The Virgin founder, 70, and five other crew reached a height of around 86km above the New Mexico desert to break into the lower reaches of space at 9.26am local time. Their Virgin Galactic spacecraft had been carried aloft under a specially designed carrier plane, before firing its rocket to climb at three times the speed of sound.
The launch followed a 17-year quest marked by delay and disappointment, during which Branson burnt through more than $ 1bn of his personal fortune. The flight had been pushed back by 90 minutes after a midnight storm blew up dust from the barren scrubland, delaying the craft’s rollout from its hangar at Spaceport America.
From on board, Branson called it the “experience of a lifetime”.
The flight comes nine days before Amazon founder Jeff Bezos is due to go higher in a rocket built by his private space company, Blue Origin.

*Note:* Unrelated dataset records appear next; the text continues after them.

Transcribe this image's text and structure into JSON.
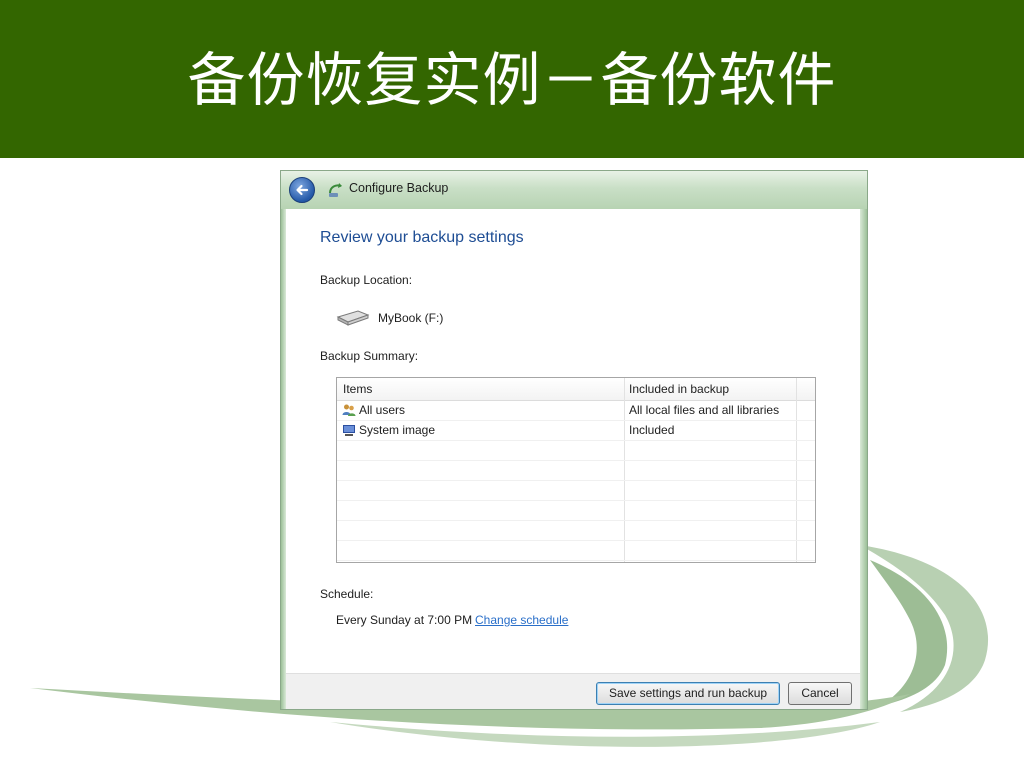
{
  "slide": {
    "title": "备份恢复实例－备份软件",
    "header_color": "#336600"
  },
  "window": {
    "title": "Configure Backup",
    "back_icon": "back-arrow-icon",
    "app_icon": "backup-icon"
  },
  "content": {
    "heading": "Review your backup settings",
    "location_label": "Backup Location:",
    "drive_name": "MyBook (F:)",
    "summary_label": "Backup Summary:",
    "table": {
      "headers": [
        "Items",
        "Included in backup"
      ],
      "rows": [
        {
          "icon": "users-icon",
          "item": "All users",
          "included": "All local files and all libraries"
        },
        {
          "icon": "system-image-icon",
          "item": "System image",
          "included": "Included"
        }
      ]
    },
    "schedule_label": "Schedule:",
    "schedule_text": "Every Sunday at 7:00 PM",
    "change_schedule_link": "Change schedule"
  },
  "footer": {
    "save_label": "Save settings and run backup",
    "cancel_label": "Cancel"
  },
  "colors": {
    "heading": "#1e4d94",
    "link": "#2a6fc9",
    "deco_green": "#a9c6a0"
  }
}
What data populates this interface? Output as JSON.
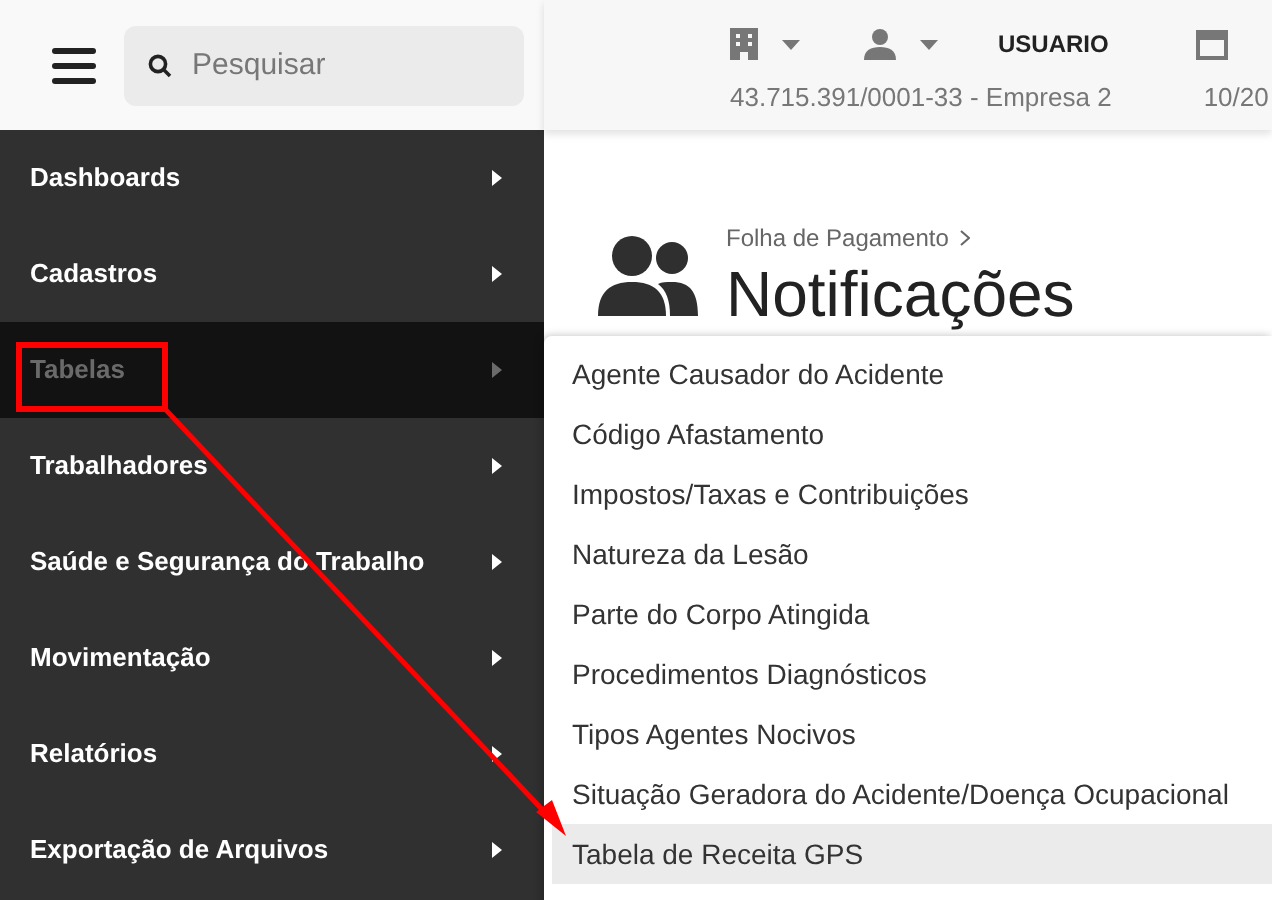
{
  "header": {
    "search": {
      "placeholder": "Pesquisar"
    },
    "user": "USUARIO",
    "company": "43.715.391/0001-33 - Empresa 2",
    "date": "10/20"
  },
  "sidebar": {
    "items": [
      {
        "label": "Dashboards",
        "selected": false
      },
      {
        "label": "Cadastros",
        "selected": false
      },
      {
        "label": "Tabelas",
        "selected": true
      },
      {
        "label": "Trabalhadores",
        "selected": false
      },
      {
        "label": "Saúde e Segurança do Trabalho",
        "selected": false
      },
      {
        "label": "Movimentação",
        "selected": false
      },
      {
        "label": "Relatórios",
        "selected": false
      },
      {
        "label": "Exportação de Arquivos",
        "selected": false
      }
    ]
  },
  "page": {
    "breadcrumb": "Folha de Pagamento",
    "title": "Notificações"
  },
  "submenu": {
    "items": [
      {
        "label": "Agente Causador do Acidente",
        "selected": false
      },
      {
        "label": "Código Afastamento",
        "selected": false
      },
      {
        "label": "Impostos/Taxas e Contribuições",
        "selected": false
      },
      {
        "label": "Natureza da Lesão",
        "selected": false
      },
      {
        "label": "Parte do Corpo Atingida",
        "selected": false
      },
      {
        "label": "Procedimentos Diagnósticos",
        "selected": false
      },
      {
        "label": "Tipos Agentes Nocivos",
        "selected": false
      },
      {
        "label": "Situação Geradora do Acidente/Doença Ocupacional",
        "selected": false
      },
      {
        "label": "Tabela de Receita GPS",
        "selected": true
      }
    ]
  }
}
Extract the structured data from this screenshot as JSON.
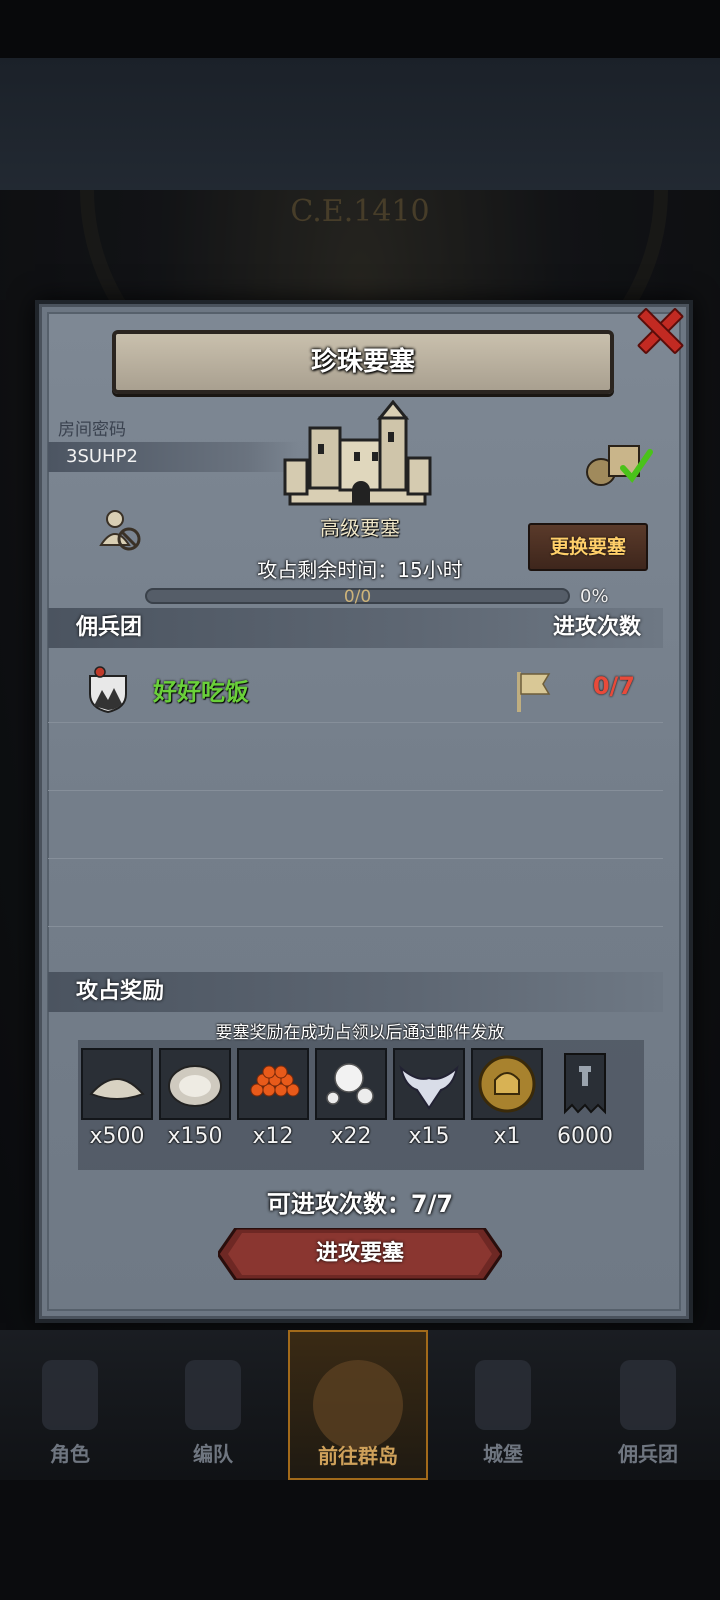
{
  "background": {
    "era_text": "C.E.1410"
  },
  "dialog": {
    "title": "珍珠要塞",
    "room_code_label": "房间密码",
    "room_code": "3SUHP2",
    "fortress_level": "高级要塞",
    "change_button": "更换要塞",
    "time_label": "攻占剩余时间：15小时",
    "progress": {
      "text": "0/0",
      "percent_text": "0%",
      "value": 0
    },
    "mercenary_section": {
      "left": "佣兵团",
      "right": "进攻次数"
    },
    "mercenary_rows": [
      {
        "name": "好好吃饭",
        "attacks": "0/7"
      }
    ],
    "reward_section": {
      "title": "攻占奖励",
      "note": "要塞奖励在成功占领以后通过邮件发放"
    },
    "rewards": [
      {
        "icon": "flour-pile-icon",
        "qty": "x500"
      },
      {
        "icon": "oyster-icon",
        "qty": "x150"
      },
      {
        "icon": "roe-icon",
        "qty": "x12"
      },
      {
        "icon": "pearls-icon",
        "qty": "x22"
      },
      {
        "icon": "winged-emblem-icon",
        "qty": "x15"
      },
      {
        "icon": "knight-coin-icon",
        "qty": "x1"
      },
      {
        "icon": "banner-icon",
        "qty": "6000"
      }
    ],
    "attack_count_label": "可进攻次数：7/7",
    "attack_button": "进攻要塞"
  },
  "tabbar": [
    {
      "label": "角色",
      "icon": "knight-icon"
    },
    {
      "label": "编队",
      "icon": "helmet-icon"
    },
    {
      "label": "前往群岛",
      "icon": "island-compass-icon",
      "active": true
    },
    {
      "label": "城堡",
      "icon": "castle-icon"
    },
    {
      "label": "佣兵团",
      "icon": "mercenary-icon"
    }
  ],
  "colors": {
    "mercenary_name": "#6ad03a",
    "attack_count": "#e84a3a",
    "change_button_text": "#ffcf6a",
    "attack_button": "#7a2a26"
  }
}
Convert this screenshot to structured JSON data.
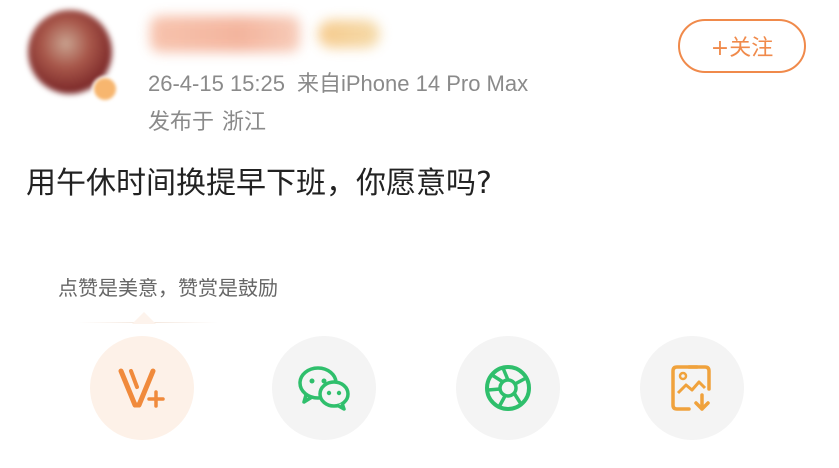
{
  "post": {
    "timestamp": "26-4-15 15:25",
    "source": "来自iPhone 14 Pro Max",
    "location_label": "发布于",
    "location": "浙江",
    "text": "用午休时间换提早下班，你愿意吗?"
  },
  "follow_button": {
    "label": "+关注"
  },
  "reward": {
    "hint": "点赞是美意，赞赏是鼓励",
    "options": [
      {
        "icon": "v-plus-icon",
        "color": "#f08a3c"
      },
      {
        "icon": "wechat-icon",
        "color": "#2fbf6c"
      },
      {
        "icon": "moments-icon",
        "color": "#2fbf6c"
      },
      {
        "icon": "save-image-icon",
        "color": "#f0a23c"
      }
    ]
  }
}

The billionaires’ personal escapades cap a race to prove that their rocket companies are finally safe for commercial operations, opening up suborbital space as a tourist destination.
Branson had been scheduled to join a later Virgin Galactic test flight, but Sunday’s ride was hastily announced two weeks ago when it looked like he would be beaten to zero gravity by Bezos.
In a sign of the marketing war for space tourists that lies ahead, Blue Origin poured cold water on Branson’s feat even before he took to the sky on Sunday. It pointed out that Virgin Galactic’s space plane does not reach the Karman line — the point, 100km above the Earth, that marks the internationally recognised boundary of outer space.
The criticism forced Branson on to the defensive in the days leading up to his flight. He pointed out that the US considers space to begin at a height of 80km and claimed that his company’s passengers would spend the same four minutes in zero gravity as Blue Origin’s.
Over the weekend, the Bezos camp also dismissed the VSS Unity as a “high altitude aeroplane” and highlighted supposed safety shortcomings, including the lack of an escape system in the event of an emergency and the fact that it has risen above 80km only three times before.
But in New Mexico, the moment belonged to Branson. Hundreds of press, company employees and guests gathered in the pre-dawn darkness to witness his launch, a testament to his skills as a master showman who has long used his appetite for personal risk-taking to polish the Virgin brand. Elon Musk, another billionaire space entrepreneur, visited Branson on Sunday morning to wish him well and watch the launch.
Asked after the flight if it had been important to win the billionaire space race against Bezos, Branson struck a magnanimous note.
“It really wasn’t a race . . . We wish Jeff the absolute best, and the people going up with him during his flight, he said, adding: “It was great this morning to find Elon in my kitchen at 3 o’clock to come and wish us the best.”
Virgin Galactic moved into the Spaceport two years ago but until Sunday had held only one test flight since then. It had been delayed for years by a 2014 accident when one of its spaceships broke apart, killing a test pilot. An earlier accident during a rocket test on the ground killed three employees who had been contracted to build Virgin Galactic’s spaceship.
Sunday’s flight — and Branson’s part in it — is ostensibly part of the series of tests that Virgin Galactic needs to go through before it opens up fully to commercial operations. The Virgin founder was said to be about to help assess whether the company had met its “cabin and customer experience objectives”. Two more test flights are planned before full commercial operations begin.